Resisting Futility

Eight sims remain to complete the Seconderth deep map.  I’ve been averaging two per week, which puts me on track to finish before my RL-imposed deadline of December 1.  But I’m fighting against more than mere Time…  I’m fighting what feels like a lag spike does in-world, and its name is “Why bother?”

Before I go on, be clear about this: I’m not fishing for encouragement.  I’ve got plenty of that, from readers of past Seconderth installments.  Besides, I’m determined that this is not going to be another unfinished project like the many which litter the trail behind me.

Consider, however, the Long View: I’ve been compiling an illustrated narrative about a subject that eventually will no longer exist.  It doesn’t “exist” now, independently of the specialized hardware and software needed to see and hear it… but, metaphysics aside, there will come a time when Second Life cannot be logged into any more, and it will not matter if the terabtyes which describe it are stored somewhere.  There are many potential causes to choose from: it could continue its current slow decline — or the decline could accelerate — until the bills can’t be paid; it could be purchased “for parts” and shut down; its investors could cut their losses and pull out; the management du jour could arbitrarily pull the plug for any reason, or no reason at all, and they’re not obliged to tell us…  The best scenario I can come up with is obsolescence: the next technological generation of virtuality will supersede this one, and we’ll all go there. 

Regardless of how it goes, or how soon, Second Life will pass away.  From electrons were we made, and to electrons we shall return; pixels to pixels, dust to dust.

It’s said that the Internet is forever… or sometimes, “Google never forgets”.  The websites, blogs, and photo collections about Second Life will undoubtedly last far longer than the virtual world itself, let alone the company that owns it.  The Library of Congress has already guaranteed that the Twitter record will survive…  to what end?

I do not flatter myself with the term “historian”; even “chronicler” sounds too presumptuous.  “Virtual archaeologist” is meant for the irony alone: Second Life is not exactly Troy, nor am I Heinrich Schliemann.  And that is my point: in the blink of a historical eye, no one will care what the oldest prim in Second Life was, or who made it, or any of the other things I (and many others!) have pulled out of the pixel-thin ground of the Grid.

39 down, 8 to go… and I will get it done.  Every writer, no matter what they write, throws a dart at immortality and hopes it sticks.  Precious few of them learn the result; I don’t expect to be any different.



6 responses to “Resisting Futility

  1. Lalo, I suspect…I hope, No…I believe that I can speak for a few of us at the very least that will always treasure this journey you have taken us on. Those young people that logged on today for the first time may not understand, but some of us do and that will have to be enough.
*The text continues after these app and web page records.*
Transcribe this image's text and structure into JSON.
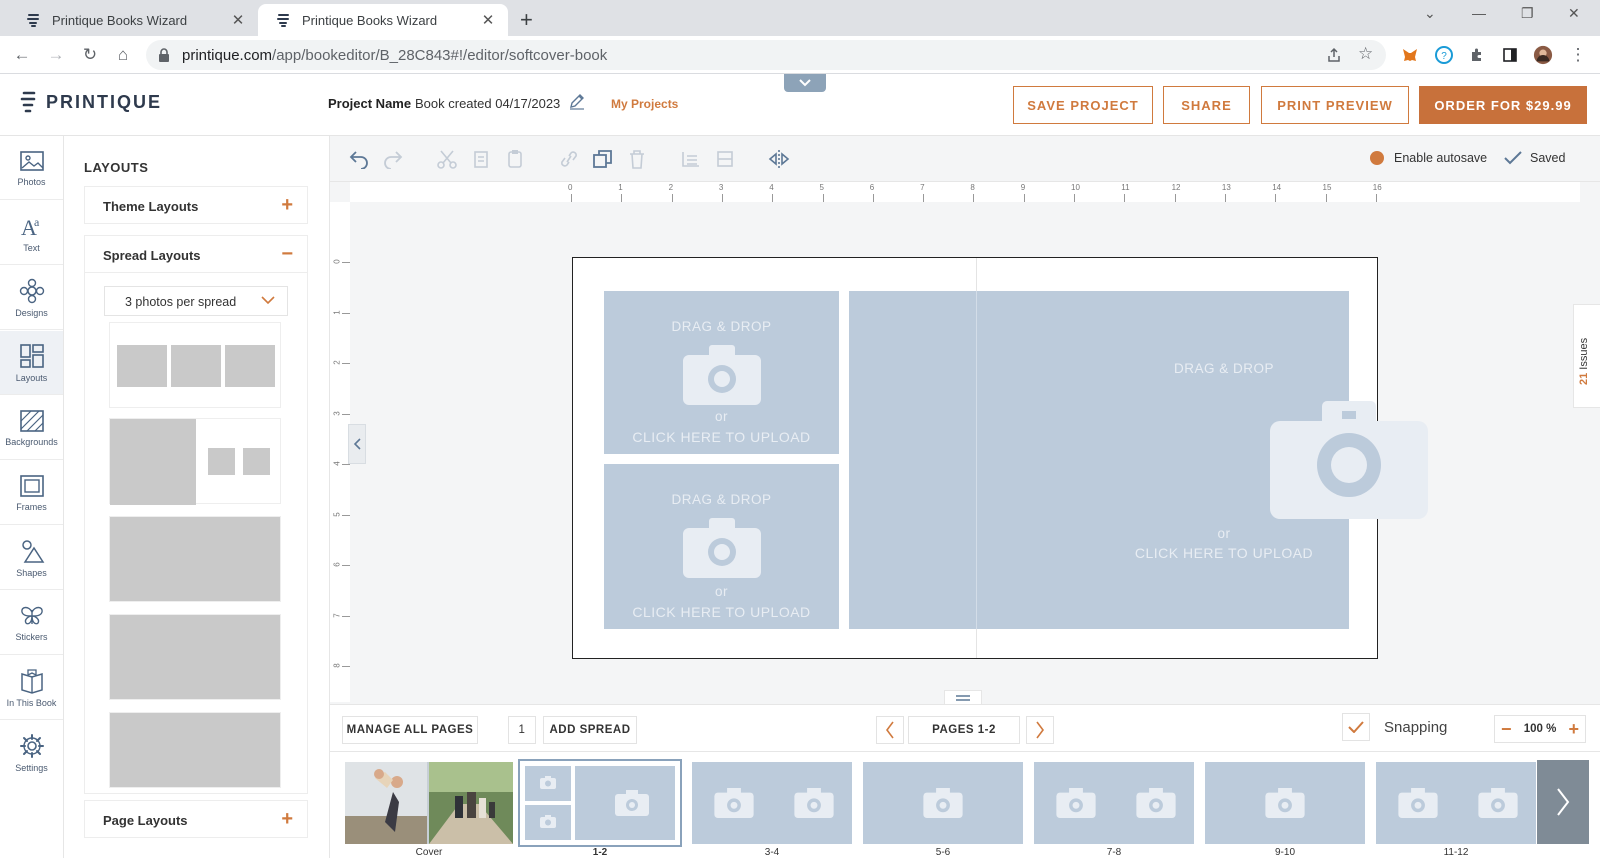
{
  "browser": {
    "tabs": [
      {
        "title": "Printique Books Wizard",
        "active": false
      },
      {
        "title": "Printique Books Wizard",
        "active": true
      }
    ],
    "url": "printique.com",
    "url_path": "/app/bookeditor/B_28C843#!/editor/softcover-book"
  },
  "header": {
    "logo_text": "PRINTIQUE",
    "project_label": "Project Name",
    "project_name": "Book created 04/17/2023",
    "my_projects": "My Projects",
    "save_project": "SAVE PROJECT",
    "share": "SHARE",
    "print_preview": "PRINT PREVIEW",
    "order": "ORDER FOR $29.99"
  },
  "rail": [
    {
      "label": "Photos",
      "icon": "photos-icon"
    },
    {
      "label": "Text",
      "icon": "text-icon"
    },
    {
      "label": "Designs",
      "icon": "designs-icon"
    },
    {
      "label": "Layouts",
      "icon": "layouts-icon",
      "active": true
    },
    {
      "label": "Backgrounds",
      "icon": "backgrounds-icon"
    },
    {
      "label": "Frames",
      "icon": "frames-icon"
    },
    {
      "label": "Shapes",
      "icon": "shapes-icon"
    },
    {
      "label": "Stickers",
      "icon": "stickers-icon"
    },
    {
      "label": "In This Book",
      "icon": "book-icon"
    },
    {
      "label": "Settings",
      "icon": "settings-icon"
    }
  ],
  "panel": {
    "title": "LAYOUTS",
    "theme_layouts": "Theme Layouts",
    "spread_layouts": "Spread Layouts",
    "page_layouts": "Page Layouts",
    "dropdown_value": "3 photos per spread",
    "plus": "+",
    "minus": "−"
  },
  "toolbar": {
    "enable_autosave": "Enable autosave",
    "saved": "Saved",
    "issues_count": "21",
    "issues_label": "Issues"
  },
  "ruler": {
    "h": [
      "0",
      "1",
      "2",
      "3",
      "4",
      "5",
      "6",
      "7",
      "8",
      "9",
      "10",
      "11",
      "12",
      "13",
      "14",
      "15",
      "16"
    ],
    "v": [
      "0",
      "1",
      "2",
      "3",
      "4",
      "5",
      "6",
      "7",
      "8"
    ]
  },
  "slots": {
    "drag_drop": "DRAG & DROP",
    "or": "or",
    "upload": "CLICK HERE TO UPLOAD"
  },
  "pagebar": {
    "manage": "MANAGE ALL PAGES",
    "count": "1",
    "add_spread": "ADD SPREAD",
    "pages": "PAGES 1-2",
    "snapping": "Snapping",
    "zoom": "100 %",
    "zoom_minus": "−",
    "zoom_plus": "+"
  },
  "filmstrip": [
    {
      "label": "Cover"
    },
    {
      "label": "1-2",
      "selected": true
    },
    {
      "label": "3-4"
    },
    {
      "label": "5-6"
    },
    {
      "label": "7-8"
    },
    {
      "label": "9-10"
    },
    {
      "label": "11-12"
    }
  ],
  "colors": {
    "accent": "#d07a3e",
    "slot": "#bccbdb",
    "navy": "#2e3a4d"
  }
}
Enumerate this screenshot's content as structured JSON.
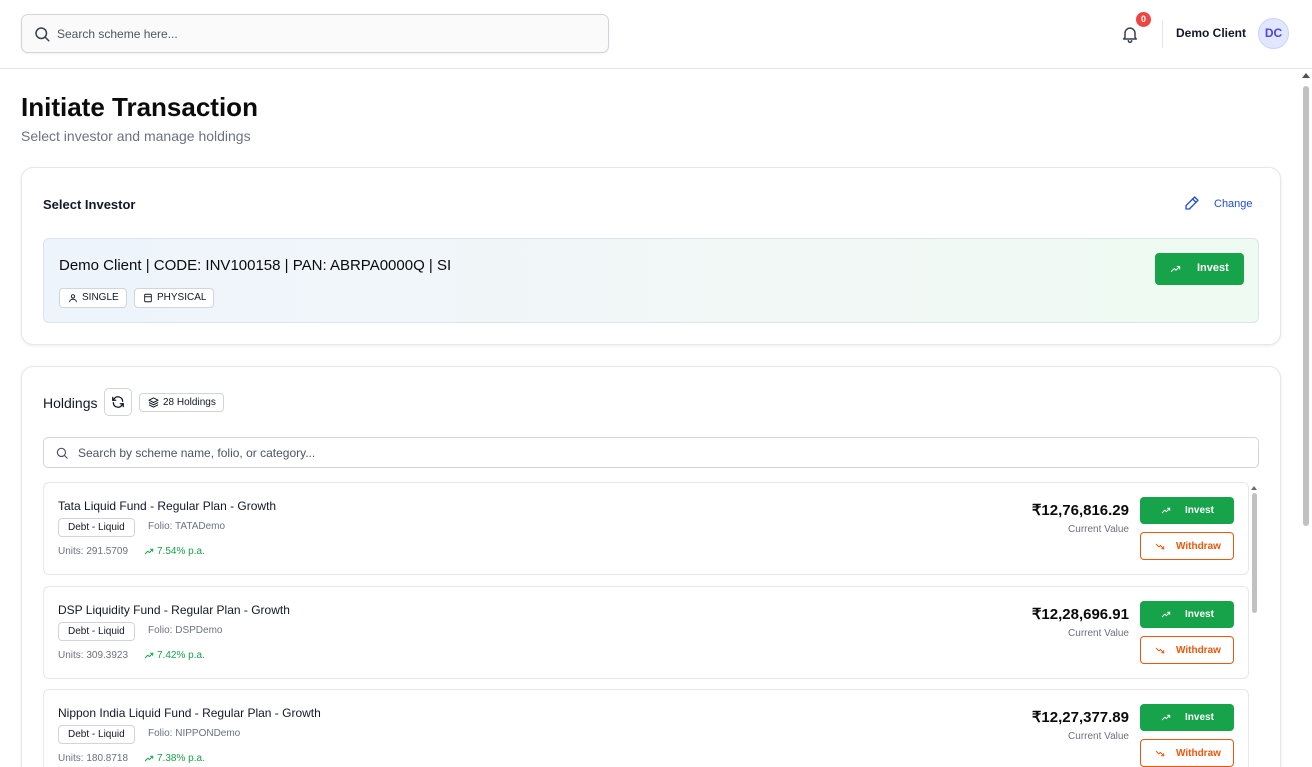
{
  "header": {
    "search_placeholder": "Search scheme here...",
    "notification_count": "0",
    "user_name": "Demo Client",
    "avatar_initials": "DC"
  },
  "page": {
    "title": "Initiate Transaction",
    "subtitle": "Select investor and manage holdings"
  },
  "investor_section": {
    "heading": "Select Investor",
    "change_label": "Change",
    "investor_line": "Demo Client | CODE: INV100158 | PAN: ABRPA0000Q | SI",
    "tags": [
      "SINGLE",
      "PHYSICAL"
    ],
    "invest_label": "Invest"
  },
  "holdings_section": {
    "heading": "Holdings",
    "count_label": "28 Holdings",
    "search_placeholder": "Search by scheme name, folio, or category...",
    "invest_label": "Invest",
    "withdraw_label": "Withdraw",
    "value_label": "Current Value",
    "items": [
      {
        "name": "Tata Liquid Fund - Regular Plan - Growth",
        "category": "Debt - Liquid",
        "folio": "Folio: TATADemo",
        "units": "Units: 291.5709",
        "returns": "7.54% p.a.",
        "value": "₹12,76,816.29"
      },
      {
        "name": "DSP Liquidity Fund - Regular Plan - Growth",
        "category": "Debt - Liquid",
        "folio": "Folio: DSPDemo",
        "units": "Units: 309.3923",
        "returns": "7.42% p.a.",
        "value": "₹12,28,696.91"
      },
      {
        "name": "Nippon India Liquid Fund - Regular Plan - Growth",
        "category": "Debt - Liquid",
        "folio": "Folio: NIPPONDemo",
        "units": "Units: 180.8718",
        "returns": "7.38% p.a.",
        "value": "₹12,27,377.89"
      }
    ]
  },
  "colors": {
    "invest_green": "#16a34a",
    "withdraw_orange": "#ea580c",
    "link_blue": "#1d4ed8",
    "badge_red": "#ef4444"
  },
  "icons": [
    "search-icon",
    "bell-icon",
    "pencil-icon",
    "user-icon",
    "file-icon",
    "trending-up-icon",
    "trending-down-icon",
    "refresh-icon",
    "layers-icon"
  ]
}
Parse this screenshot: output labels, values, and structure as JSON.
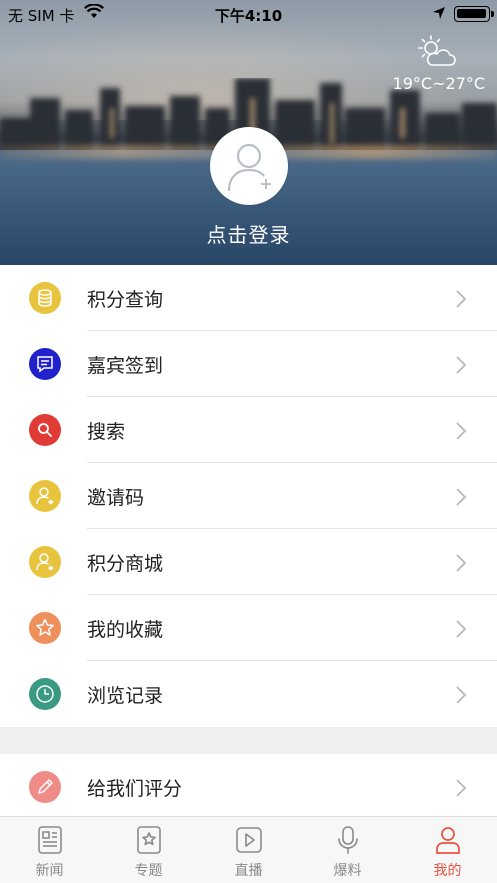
{
  "status_bar": {
    "carrier": "无 SIM 卡",
    "time": "下午4:10"
  },
  "weather": {
    "temp": "19°C~27°C",
    "icon": "partly-cloudy-icon"
  },
  "profile": {
    "login_text": "点击登录",
    "avatar_icon": "user-add-icon"
  },
  "menu": [
    {
      "label": "积分查询",
      "icon": "coins-icon",
      "color": "#e8c43e"
    },
    {
      "label": "嘉宾签到",
      "icon": "message-icon",
      "color": "#2222cc"
    },
    {
      "label": "搜索",
      "icon": "search-icon",
      "color": "#e03b35"
    },
    {
      "label": "邀请码",
      "icon": "user-share-icon",
      "color": "#e8c43e"
    },
    {
      "label": "积分商城",
      "icon": "user-share-icon",
      "color": "#e8c43e"
    },
    {
      "label": "我的收藏",
      "icon": "star-icon",
      "color": "#ef8f5c"
    },
    {
      "label": "浏览记录",
      "icon": "clock-icon",
      "color": "#3a9a84"
    }
  ],
  "menu_secondary": [
    {
      "label": "给我们评分",
      "icon": "pencil-icon",
      "color": "#ef8c88"
    }
  ],
  "tabs": [
    {
      "label": "新闻",
      "icon": "news-icon",
      "active": false
    },
    {
      "label": "专题",
      "icon": "topic-star-icon",
      "active": false
    },
    {
      "label": "直播",
      "icon": "play-icon",
      "active": false
    },
    {
      "label": "爆料",
      "icon": "microphone-icon",
      "active": false
    },
    {
      "label": "我的",
      "icon": "person-icon",
      "active": true
    }
  ],
  "colors": {
    "accent": "#e8523f",
    "tab_inactive": "#8a8a8a",
    "separator": "#e3e3e3"
  }
}
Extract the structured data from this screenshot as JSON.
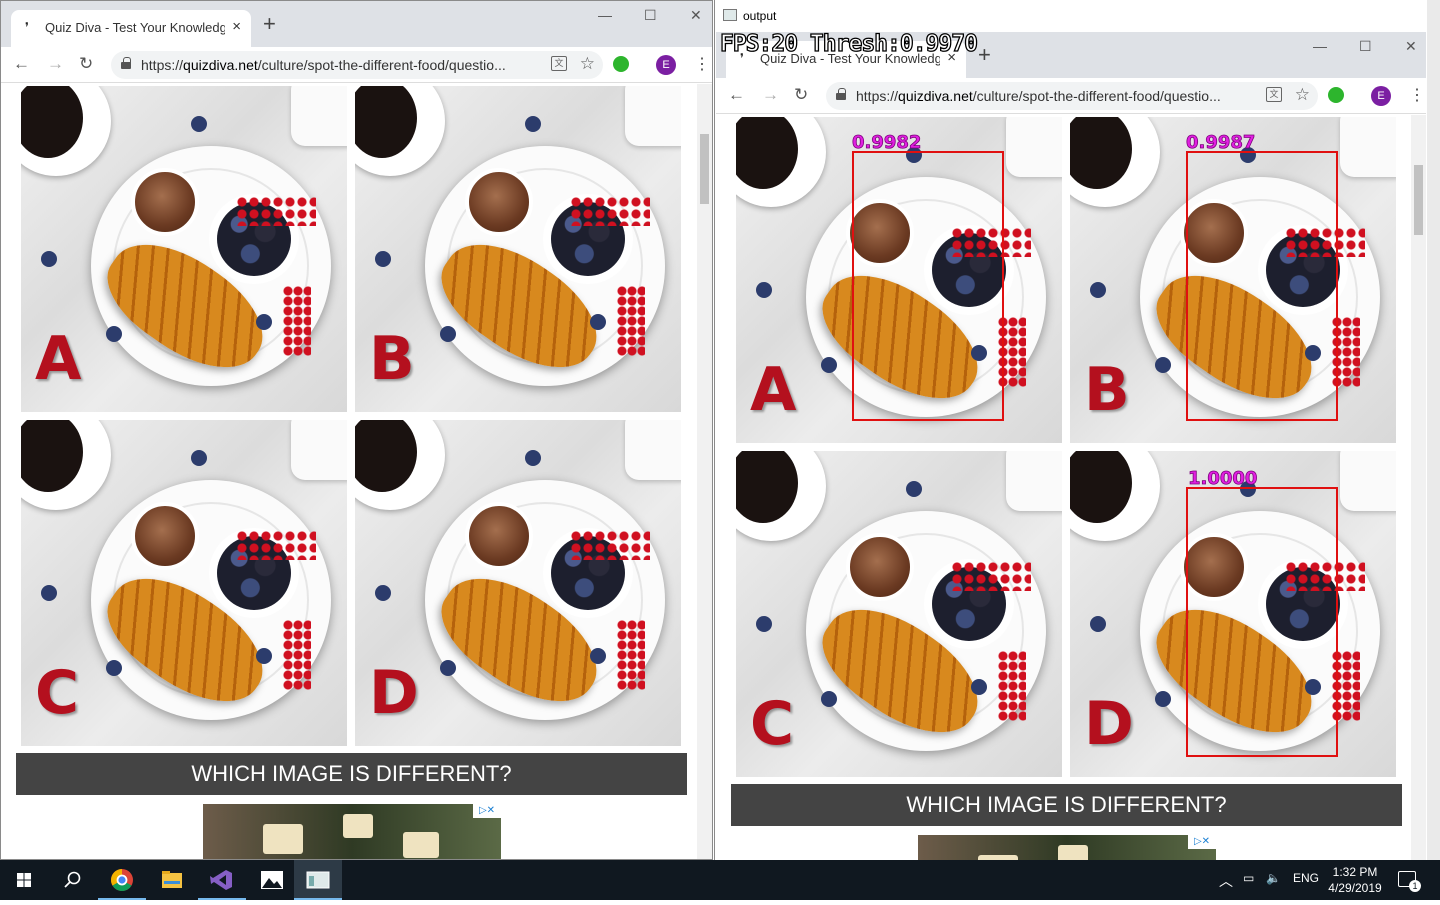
{
  "left_window": {
    "tab_title": "Quiz Diva - Test Your Knowledge",
    "tab_close": "×",
    "new_tab": "+",
    "url_prefix": "https://",
    "url_domain": "quizdiva.net",
    "url_path": "/culture/spot-the-different-food/questio...",
    "profile_initial": "E",
    "caption": "WHICH IMAGE IS DIFFERENT?",
    "images": [
      "A",
      "B",
      "C",
      "D"
    ]
  },
  "output_window": {
    "title": "output",
    "overlay": "FPS:20  Thresh:0.9970",
    "tab_title": "Quiz Diva - Test Your Knowledge",
    "tab_close": "×",
    "new_tab": "+",
    "url_prefix": "https://",
    "url_domain": "quizdiva.net",
    "url_path": "/culture/spot-the-different-food/questio...",
    "profile_initial": "E",
    "caption": "WHICH IMAGE IS DIFFERENT?",
    "images": [
      "A",
      "B",
      "C",
      "D"
    ],
    "detections": [
      {
        "image": "A",
        "score": "0.9982"
      },
      {
        "image": "B",
        "score": "0.9987"
      },
      {
        "image": "D",
        "score": "1.0000"
      }
    ]
  },
  "taskbar": {
    "language": "ENG",
    "time": "1:32 PM",
    "date": "4/29/2019",
    "notification_count": "1"
  },
  "icons": [
    "back-icon",
    "forward-icon",
    "reload-icon",
    "lock-icon",
    "translate-icon",
    "star-icon",
    "extension-icon",
    "menu-icon",
    "windows-start-icon",
    "search-icon",
    "chrome-icon",
    "file-explorer-icon",
    "visual-studio-icon",
    "photos-icon",
    "output-window-icon"
  ],
  "colors": {
    "bbox": "#e01010",
    "score": "#e020e0",
    "caption_bg": "#444444",
    "profile": "#7b1fa2"
  }
}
I know I'm a sentimental old fool, I remember my first tricycle, bicycle, car, kiss, love affair,child,….and my first virtual world. For me, the journey you have taken me on will always live.
    All I can give you is a heartfelt thank you.
    Fondly, brinda

  2. I've borrowed this from for a reason…

    What is a Story?

    Most dictionaries define a story as a narrative account of a real or imagined event or events. Within the storytelling community, a story is more generally agreed to be a specific structure of narrative with a specific style and set of characters and which includes a sense of completeness. Through this sharing of experience we use stories to pass on accumulated wisdom, beliefs, and values. Through stories we explain how things are, why they are, and our role and purpose. Stories are the building blocks of knowledge, the foundation of memory and learning. Stories connect us with our humanness and link past, present, and future by teaching us to anticipate the possible consequences of our actions.

    What is a telling?

    It is the live, person-to-person oral and physical presentation of a story to an audience. “Telling” involves direct contact between teller and listener. It mandates the direct presentation of the story by the teller. The teller's role is to prepare and present the necessary language, vocalization, and physicality to effectively and efficiently communicate the images of a story. The listener's role is to actively create the vivid, multi-sensory images, actions, characters, and events—the reality—of the story in their mind based on the performance by the teller, and on their past experiences, beliefs, and understandings. The completed story happens in the mind of the listener, unique and personal for each individual.

    And that my friend, is you in a nutshell. Even if Second Life ended tomorrow, the stories you've told of it's past will always live on in our collective memories. And for that, like Brinda, I thank you.

    One last thing to consider…stories never really end on the final word of the last page, you can go back to the beginning and start again…and more importantly, even if Second Life story came to an end, there are still plenty of stories out there waiting to be told…

Leave a Reply

Fill in your details below or click an icon to log in: Logo

You are commenting using your account. Log Out /  Change )

Google+ photo

You are commenting using your Google+ account. Log Out /  Change )

Twitter picture

You are commenting using your Twitter account. Log Out /  Change )

Facebook photo

You are commenting using your Facebook account. Log Out /  Change )


Connecting to %s